• Your task: For every entry below, retype it exactly as it reads.

BEGIN Records for processing

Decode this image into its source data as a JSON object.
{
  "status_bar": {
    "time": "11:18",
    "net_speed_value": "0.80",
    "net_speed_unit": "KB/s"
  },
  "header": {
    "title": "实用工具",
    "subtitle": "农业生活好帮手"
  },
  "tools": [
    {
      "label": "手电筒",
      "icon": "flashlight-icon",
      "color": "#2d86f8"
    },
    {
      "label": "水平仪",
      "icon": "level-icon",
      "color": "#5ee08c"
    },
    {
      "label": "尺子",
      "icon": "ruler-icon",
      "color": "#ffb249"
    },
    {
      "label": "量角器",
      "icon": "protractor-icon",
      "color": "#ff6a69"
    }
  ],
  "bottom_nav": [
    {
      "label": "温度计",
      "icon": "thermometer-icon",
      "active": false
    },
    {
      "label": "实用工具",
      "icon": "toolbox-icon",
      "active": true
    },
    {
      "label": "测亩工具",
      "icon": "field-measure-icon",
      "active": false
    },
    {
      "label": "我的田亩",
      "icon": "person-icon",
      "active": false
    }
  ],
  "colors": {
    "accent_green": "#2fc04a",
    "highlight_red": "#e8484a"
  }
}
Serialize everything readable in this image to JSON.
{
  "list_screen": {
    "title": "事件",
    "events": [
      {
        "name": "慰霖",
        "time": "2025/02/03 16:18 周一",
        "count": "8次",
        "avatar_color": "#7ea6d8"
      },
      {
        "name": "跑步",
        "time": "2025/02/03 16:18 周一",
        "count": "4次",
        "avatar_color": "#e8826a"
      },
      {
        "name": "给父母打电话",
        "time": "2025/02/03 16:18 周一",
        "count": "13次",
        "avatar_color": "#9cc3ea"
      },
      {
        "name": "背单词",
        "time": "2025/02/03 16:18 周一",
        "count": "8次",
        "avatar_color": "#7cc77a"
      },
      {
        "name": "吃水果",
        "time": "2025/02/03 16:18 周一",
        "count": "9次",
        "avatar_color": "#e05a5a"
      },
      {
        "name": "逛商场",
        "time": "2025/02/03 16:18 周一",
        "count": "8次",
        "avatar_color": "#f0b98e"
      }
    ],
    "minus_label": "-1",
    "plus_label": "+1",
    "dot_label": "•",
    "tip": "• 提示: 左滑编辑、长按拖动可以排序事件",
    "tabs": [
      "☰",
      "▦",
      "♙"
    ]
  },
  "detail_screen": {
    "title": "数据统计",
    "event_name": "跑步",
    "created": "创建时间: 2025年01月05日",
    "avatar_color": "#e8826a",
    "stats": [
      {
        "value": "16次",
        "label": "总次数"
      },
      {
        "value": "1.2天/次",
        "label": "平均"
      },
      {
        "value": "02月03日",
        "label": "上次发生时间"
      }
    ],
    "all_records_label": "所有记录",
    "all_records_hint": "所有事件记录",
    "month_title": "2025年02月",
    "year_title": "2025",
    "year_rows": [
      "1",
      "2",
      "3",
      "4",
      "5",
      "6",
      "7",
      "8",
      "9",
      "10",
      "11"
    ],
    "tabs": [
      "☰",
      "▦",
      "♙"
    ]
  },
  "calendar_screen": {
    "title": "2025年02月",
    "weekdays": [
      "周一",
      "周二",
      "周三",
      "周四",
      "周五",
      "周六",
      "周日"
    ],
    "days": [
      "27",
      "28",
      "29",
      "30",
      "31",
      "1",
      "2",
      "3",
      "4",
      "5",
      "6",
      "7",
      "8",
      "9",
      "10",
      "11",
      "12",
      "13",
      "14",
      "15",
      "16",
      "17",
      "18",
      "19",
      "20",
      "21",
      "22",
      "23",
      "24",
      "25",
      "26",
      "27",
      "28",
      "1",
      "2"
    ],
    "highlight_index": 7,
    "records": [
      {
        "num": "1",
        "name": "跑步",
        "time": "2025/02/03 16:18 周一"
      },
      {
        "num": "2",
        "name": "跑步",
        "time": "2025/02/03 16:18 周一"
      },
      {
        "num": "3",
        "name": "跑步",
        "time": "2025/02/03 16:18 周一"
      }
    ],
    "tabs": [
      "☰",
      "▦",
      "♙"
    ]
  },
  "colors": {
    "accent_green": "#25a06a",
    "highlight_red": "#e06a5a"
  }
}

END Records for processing

• Task answer:
Decode this image into its source data as a JSON object.
{
  "status_bar": {
    "time": "11:18",
    "net_speed_value": "0.80",
    "net_speed_unit": "KB/s"
  },
  "header": {
    "title": "实用工具",
    "subtitle": "农业生活好帮手"
  },
  "tools": [
    {
      "label": "手电筒",
      "icon": "flashlight-icon",
      "color": "#2d86f8"
    },
    {
      "label": "水平仪",
      "icon": "level-icon",
      "color": "#5ee08c"
    },
    {
      "label": "尺子",
      "icon": "ruler-icon",
      "color": "#ffb249"
    },
    {
      "label": "量角器",
      "icon": "protractor-icon",
      "color": "#ff6a69"
    }
  ],
  "bottom_nav": [
    {
      "label": "温度计",
      "icon": "thermometer-icon",
      "active": false
    },
    {
      "label": "实用工具",
      "icon": "toolbox-icon",
      "active": true
    },
    {
      "label": "测亩工具",
      "icon": "field-measure-icon",
      "active": false
    },
    {
      "label": "我的田亩",
      "icon": "person-icon",
      "active": false
    }
  ],
  "colors": {
    "accent_green": "#2fc04a",
    "highlight_red": "#e8484a"
  }
}
Serialize everything readable in this image to JSON.
{
  "list_screen": {
    "title": "事件",
    "events": [
      {
        "name": "慰霖",
        "time": "2025/02/03 16:18 周一",
        "count": "8次",
        "avatar_color": "#7ea6d8"
      },
      {
        "name": "跑步",
        "time": "2025/02/03 16:18 周一",
        "count": "4次",
        "avatar_color": "#e8826a"
      },
      {
        "name": "给父母打电话",
        "time": "2025/02/03 16:18 周一",
        "count": "13次",
        "avatar_color": "#9cc3ea"
      },
      {
        "name": "背单词",
        "time": "2025/02/03 16:18 周一",
        "count": "8次",
        "avatar_color": "#7cc77a"
      },
      {
        "name": "吃水果",
        "time": "2025/02/03 16:18 周一",
        "count": "9次",
        "avatar_color": "#e05a5a"
      },
      {
        "name": "逛商场",
        "time": "2025/02/03 16:18 周一",
        "count": "8次",
        "avatar_color": "#f0b98e"
      }
    ],
    "minus_label": "-1",
    "plus_label": "+1",
    "dot_label": "•",
    "tip": "• 提示: 左滑编辑、长按拖动可以排序事件",
    "tabs": [
      "☰",
      "▦",
      "♙"
    ]
  },
  "detail_screen": {
    "title": "数据统计",
    "event_name": "跑步",
    "created": "创建时间: 2025年01月05日",
    "avatar_color": "#e8826a",
    "stats": [
      {
        "value": "16次",
        "label": "总次数"
      },
      {
        "value": "1.2天/次",
        "label": "平均"
      },
      {
        "value": "02月03日",
        "label": "上次发生时间"
      }
    ],
    "all_records_label": "所有记录",
    "all_records_hint": "所有事件记录",
    "month_title": "2025年02月",
    "year_title": "2025",
    "year_rows": [
      "1",
      "2",
      "3",
      "4",
      "5",
      "6",
      "7",
      "8",
      "9",
      "10",
      "11"
    ],
    "tabs": [
      "☰",
      "▦",
      "♙"
    ]
  },
  "calendar_screen": {
    "title": "2025年02月",
    "weekdays": [
      "周一",
      "周二",
      "周三",
      "周四",
      "周五",
      "周六",
      "周日"
    ],
    "days": [
      "27",
      "28",
      "29",
      "30",
      "31",
      "1",
      "2",
      "3",
      "4",
      "5",
      "6",
      "7",
      "8",
      "9",
      "10",
      "11",
      "12",
      "13",
      "14",
      "15",
      "16",
      "17",
      "18",
      "19",
      "20",
      "21",
      "22",
      "23",
      "24",
      "25",
      "26",
      "27",
      "28",
      "1",
      "2"
    ],
    "highlight_index": 7,
    "records": [
      {
        "num": "1",
        "name": "跑步",
        "time": "2025/02/03 16:18 周一"
      },
      {
        "num": "2",
        "name": "跑步",
        "time": "2025/02/03 16:18 周一"
      },
      {
        "num": "3",
        "name": "跑步",
        "time": "2025/02/03 16:18 周一"
      }
    ],
    "tabs": [
      "☰",
      "▦",
      "♙"
    ]
  },
  "colors": {
    "accent_green": "#25a06a",
    "highlight_red": "#e06a5a"
  }
}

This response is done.